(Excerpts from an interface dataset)
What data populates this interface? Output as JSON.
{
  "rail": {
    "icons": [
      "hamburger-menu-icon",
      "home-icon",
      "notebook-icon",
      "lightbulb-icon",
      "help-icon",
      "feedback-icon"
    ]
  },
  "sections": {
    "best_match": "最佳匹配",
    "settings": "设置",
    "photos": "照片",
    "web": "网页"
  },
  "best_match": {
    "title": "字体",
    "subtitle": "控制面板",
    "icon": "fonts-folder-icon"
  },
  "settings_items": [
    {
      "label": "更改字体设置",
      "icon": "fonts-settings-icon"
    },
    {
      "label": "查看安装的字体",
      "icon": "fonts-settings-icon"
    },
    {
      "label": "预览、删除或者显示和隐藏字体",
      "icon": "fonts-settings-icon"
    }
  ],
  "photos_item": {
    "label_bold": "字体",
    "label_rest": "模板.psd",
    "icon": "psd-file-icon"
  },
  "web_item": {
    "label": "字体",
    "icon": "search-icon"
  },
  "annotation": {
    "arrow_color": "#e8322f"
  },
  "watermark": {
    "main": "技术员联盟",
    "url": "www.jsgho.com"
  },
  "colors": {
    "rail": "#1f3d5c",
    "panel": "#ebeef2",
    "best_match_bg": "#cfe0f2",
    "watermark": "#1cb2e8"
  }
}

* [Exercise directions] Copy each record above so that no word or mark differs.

* [Exercise solution]
What data populates this interface? Output as JSON.
{
  "rail": {
    "icons": [
      "hamburger-menu-icon",
      "home-icon",
      "notebook-icon",
      "lightbulb-icon",
      "help-icon",
      "feedback-icon"
    ]
  },
  "sections": {
    "best_match": "最佳匹配",
    "settings": "设置",
    "photos": "照片",
    "web": "网页"
  },
  "best_match": {
    "title": "字体",
    "subtitle": "控制面板",
    "icon": "fonts-folder-icon"
  },
  "settings_items": [
    {
      "label": "更改字体设置",
      "icon": "fonts-settings-icon"
    },
    {
      "label": "查看安装的字体",
      "icon": "fonts-settings-icon"
    },
    {
      "label": "预览、删除或者显示和隐藏字体",
      "icon": "fonts-settings-icon"
    }
  ],
  "photos_item": {
    "label_bold": "字体",
    "label_rest": "模板.psd",
    "icon": "psd-file-icon"
  },
  "web_item": {
    "label": "字体",
    "icon": "search-icon"
  },
  "annotation": {
    "arrow_color": "#e8322f"
  },
  "watermark": {
    "main": "技术员联盟",
    "url": "www.jsgho.com"
  },
  "colors": {
    "rail": "#1f3d5c",
    "panel": "#ebeef2",
    "best_match_bg": "#cfe0f2",
    "watermark": "#1cb2e8"
  }
}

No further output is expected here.